Objects, pictures, and books which surrounded Sigmund Freud as he analysed his patients are the focus of a new exhibition at The Freud Museum.
Freud’s Antiquity will examine the significance of 25 items from the densely packed collection in his former Hampstead home.
A compulsive collector, Freud managed to bring his library, paintings and thousands of objects to London when he and his family fled Vienna in 1938.
“Things arrived” – a seemingly innocuous diary entry in August 1938 – records the moment they joined him in London. With their arrival, he was able to feel “Nazifrei,” or free of the Nazis who had driven them out. Upon hearing the news, his friend and former patient, the American poet H.D. sent a bunch of gardenias with a note ‘to greet the return of the Gods’.
Freud even brought his famous psychoanalyst’s couch, and continued to work and see patients in his Maresfield Gardens study, before dying there in September 1939 – surrounded by his beloved artefacts.
The exhibition looks closer at each print, book and object asking why it was important to Freud and how it is connected to his development of psychoanalysis.

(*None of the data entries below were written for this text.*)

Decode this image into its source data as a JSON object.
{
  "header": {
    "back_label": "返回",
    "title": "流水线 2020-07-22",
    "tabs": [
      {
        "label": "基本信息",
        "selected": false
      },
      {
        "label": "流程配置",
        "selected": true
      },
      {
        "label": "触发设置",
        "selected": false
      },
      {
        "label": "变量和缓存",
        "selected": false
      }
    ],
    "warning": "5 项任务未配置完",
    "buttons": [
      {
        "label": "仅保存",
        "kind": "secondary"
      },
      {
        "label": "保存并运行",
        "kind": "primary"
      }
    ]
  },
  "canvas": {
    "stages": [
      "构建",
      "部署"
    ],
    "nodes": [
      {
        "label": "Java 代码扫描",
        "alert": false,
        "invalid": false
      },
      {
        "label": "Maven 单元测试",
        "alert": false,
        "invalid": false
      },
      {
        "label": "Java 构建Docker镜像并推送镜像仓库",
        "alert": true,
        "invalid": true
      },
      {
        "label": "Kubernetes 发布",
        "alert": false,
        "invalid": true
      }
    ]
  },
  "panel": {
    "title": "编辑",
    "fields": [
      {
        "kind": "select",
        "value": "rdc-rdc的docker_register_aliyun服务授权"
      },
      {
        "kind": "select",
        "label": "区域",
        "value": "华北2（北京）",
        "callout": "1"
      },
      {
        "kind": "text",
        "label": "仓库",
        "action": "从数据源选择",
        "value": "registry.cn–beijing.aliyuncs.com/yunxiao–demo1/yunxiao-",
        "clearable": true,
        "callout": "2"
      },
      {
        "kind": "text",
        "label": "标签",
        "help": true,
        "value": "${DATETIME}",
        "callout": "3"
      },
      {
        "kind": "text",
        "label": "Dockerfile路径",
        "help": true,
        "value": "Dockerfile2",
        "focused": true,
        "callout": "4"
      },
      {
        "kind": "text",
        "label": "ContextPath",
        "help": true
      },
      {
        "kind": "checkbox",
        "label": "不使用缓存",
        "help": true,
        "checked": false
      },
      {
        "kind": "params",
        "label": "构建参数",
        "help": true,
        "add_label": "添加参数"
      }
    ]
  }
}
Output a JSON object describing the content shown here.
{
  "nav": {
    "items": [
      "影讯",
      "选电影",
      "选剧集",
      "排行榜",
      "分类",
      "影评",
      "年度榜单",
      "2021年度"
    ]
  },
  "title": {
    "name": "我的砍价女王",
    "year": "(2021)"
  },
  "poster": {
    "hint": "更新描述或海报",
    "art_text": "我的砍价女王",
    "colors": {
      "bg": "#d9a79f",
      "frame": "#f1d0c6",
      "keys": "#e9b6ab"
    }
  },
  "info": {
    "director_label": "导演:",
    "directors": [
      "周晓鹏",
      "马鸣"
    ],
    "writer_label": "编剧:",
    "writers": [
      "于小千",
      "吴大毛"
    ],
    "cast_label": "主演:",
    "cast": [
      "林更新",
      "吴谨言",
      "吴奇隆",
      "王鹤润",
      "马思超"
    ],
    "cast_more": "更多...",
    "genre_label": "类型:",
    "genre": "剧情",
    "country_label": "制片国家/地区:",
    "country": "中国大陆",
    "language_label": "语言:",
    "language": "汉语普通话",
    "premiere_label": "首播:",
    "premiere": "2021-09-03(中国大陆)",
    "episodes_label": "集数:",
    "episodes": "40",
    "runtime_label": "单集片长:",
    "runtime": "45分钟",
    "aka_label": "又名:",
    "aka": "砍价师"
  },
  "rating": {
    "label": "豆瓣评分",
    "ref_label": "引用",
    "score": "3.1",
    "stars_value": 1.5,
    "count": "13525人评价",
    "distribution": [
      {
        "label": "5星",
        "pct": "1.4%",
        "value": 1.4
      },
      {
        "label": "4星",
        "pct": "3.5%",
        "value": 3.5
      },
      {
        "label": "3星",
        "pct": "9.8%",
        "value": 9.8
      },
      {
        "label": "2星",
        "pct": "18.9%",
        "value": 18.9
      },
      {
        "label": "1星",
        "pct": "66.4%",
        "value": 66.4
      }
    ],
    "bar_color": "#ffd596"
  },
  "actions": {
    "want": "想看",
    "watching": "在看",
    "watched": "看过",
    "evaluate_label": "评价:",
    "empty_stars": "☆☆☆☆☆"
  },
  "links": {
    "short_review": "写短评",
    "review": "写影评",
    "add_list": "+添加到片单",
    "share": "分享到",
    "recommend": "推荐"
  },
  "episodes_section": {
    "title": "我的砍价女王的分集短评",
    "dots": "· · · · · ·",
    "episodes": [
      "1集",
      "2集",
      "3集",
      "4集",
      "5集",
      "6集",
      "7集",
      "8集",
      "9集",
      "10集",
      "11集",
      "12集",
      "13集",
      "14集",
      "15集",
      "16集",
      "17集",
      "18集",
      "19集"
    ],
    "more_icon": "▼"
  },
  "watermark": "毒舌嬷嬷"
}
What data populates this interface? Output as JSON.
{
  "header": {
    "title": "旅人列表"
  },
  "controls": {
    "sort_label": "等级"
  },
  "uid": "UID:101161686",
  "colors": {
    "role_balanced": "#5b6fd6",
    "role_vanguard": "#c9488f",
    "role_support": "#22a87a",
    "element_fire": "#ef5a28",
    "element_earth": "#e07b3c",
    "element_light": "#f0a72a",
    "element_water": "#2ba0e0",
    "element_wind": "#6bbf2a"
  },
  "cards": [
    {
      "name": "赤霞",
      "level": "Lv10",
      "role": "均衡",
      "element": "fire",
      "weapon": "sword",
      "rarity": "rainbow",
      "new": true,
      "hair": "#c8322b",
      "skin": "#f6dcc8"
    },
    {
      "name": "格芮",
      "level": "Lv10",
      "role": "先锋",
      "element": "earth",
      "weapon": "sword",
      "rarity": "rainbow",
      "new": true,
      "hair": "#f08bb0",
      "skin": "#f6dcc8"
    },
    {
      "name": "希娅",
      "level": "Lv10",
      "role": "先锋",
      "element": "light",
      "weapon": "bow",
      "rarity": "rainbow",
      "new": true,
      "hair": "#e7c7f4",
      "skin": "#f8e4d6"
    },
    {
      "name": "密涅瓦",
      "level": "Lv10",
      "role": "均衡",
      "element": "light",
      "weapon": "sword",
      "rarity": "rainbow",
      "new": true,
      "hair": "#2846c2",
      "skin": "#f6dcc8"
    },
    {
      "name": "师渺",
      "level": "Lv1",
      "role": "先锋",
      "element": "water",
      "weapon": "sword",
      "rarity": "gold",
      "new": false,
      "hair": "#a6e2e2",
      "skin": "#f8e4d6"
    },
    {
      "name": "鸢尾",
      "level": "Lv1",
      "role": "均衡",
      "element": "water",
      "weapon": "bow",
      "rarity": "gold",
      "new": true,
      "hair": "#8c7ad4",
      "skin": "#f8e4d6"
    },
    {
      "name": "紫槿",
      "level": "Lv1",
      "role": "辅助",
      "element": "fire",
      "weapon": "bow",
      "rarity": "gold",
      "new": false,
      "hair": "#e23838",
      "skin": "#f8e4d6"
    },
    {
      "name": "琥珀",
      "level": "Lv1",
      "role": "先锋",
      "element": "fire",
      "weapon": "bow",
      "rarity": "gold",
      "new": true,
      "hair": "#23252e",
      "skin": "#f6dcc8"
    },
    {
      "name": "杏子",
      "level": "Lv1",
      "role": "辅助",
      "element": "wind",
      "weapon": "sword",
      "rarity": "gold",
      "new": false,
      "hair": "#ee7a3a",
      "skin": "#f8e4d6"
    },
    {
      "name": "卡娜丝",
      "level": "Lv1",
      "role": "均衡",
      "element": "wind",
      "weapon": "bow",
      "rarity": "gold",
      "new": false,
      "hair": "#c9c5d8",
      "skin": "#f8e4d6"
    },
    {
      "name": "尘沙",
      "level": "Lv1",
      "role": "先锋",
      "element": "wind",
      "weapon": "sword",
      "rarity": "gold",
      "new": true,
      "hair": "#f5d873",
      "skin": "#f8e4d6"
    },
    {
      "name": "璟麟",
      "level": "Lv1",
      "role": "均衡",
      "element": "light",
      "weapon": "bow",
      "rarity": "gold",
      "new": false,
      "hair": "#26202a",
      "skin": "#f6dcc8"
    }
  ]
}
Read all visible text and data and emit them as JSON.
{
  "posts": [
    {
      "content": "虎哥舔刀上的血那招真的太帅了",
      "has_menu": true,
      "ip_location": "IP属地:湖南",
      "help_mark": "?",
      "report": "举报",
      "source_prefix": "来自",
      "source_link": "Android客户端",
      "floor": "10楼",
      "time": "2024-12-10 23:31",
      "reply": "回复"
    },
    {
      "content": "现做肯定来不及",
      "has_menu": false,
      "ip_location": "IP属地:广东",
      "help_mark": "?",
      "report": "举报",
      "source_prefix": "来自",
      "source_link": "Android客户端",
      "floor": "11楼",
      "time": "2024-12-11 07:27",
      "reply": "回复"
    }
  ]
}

Items include a print of French neurologist Dr Charcot teaching a lesson on hysteria, a Roman plaster cast of a walking woman, and an Athenian water jug pointing to Freud’s fascination with the myth of Oedipus.
In Freudian psychoanalysis our relationship with objects exists both pysically and in our imaginations, in the meaning we attach to them. Freud also compared archaeologists digging for artefacts to psychoanalysts excavating forgotten memories.
Tom DeRose, the museum’s Research Manager said: “Freud’s study is an endlessly fascinating source of questions, puzzles and clues to his thoughts, preoccupations and personality. The ‘gods’ sitting in Freud’s study were both evidence of a longstanding fascination for archaeology and collaborators in the development of psychoanalysis.
“We could have chosen any number of objects but by bringing this selection of 25 to the fore we can show how they link to Freud’s theories. In Freud’s study, these objects are on display but effectively hidden from view by the sheer mass of his collection. We’re excited to be excavating to find out what they can tell us today.”
Freud’s Antiquity runs from February 25 until July 16 at The Freud Museum, 20, Maresfield Gardens. https://www.freud.org.uk/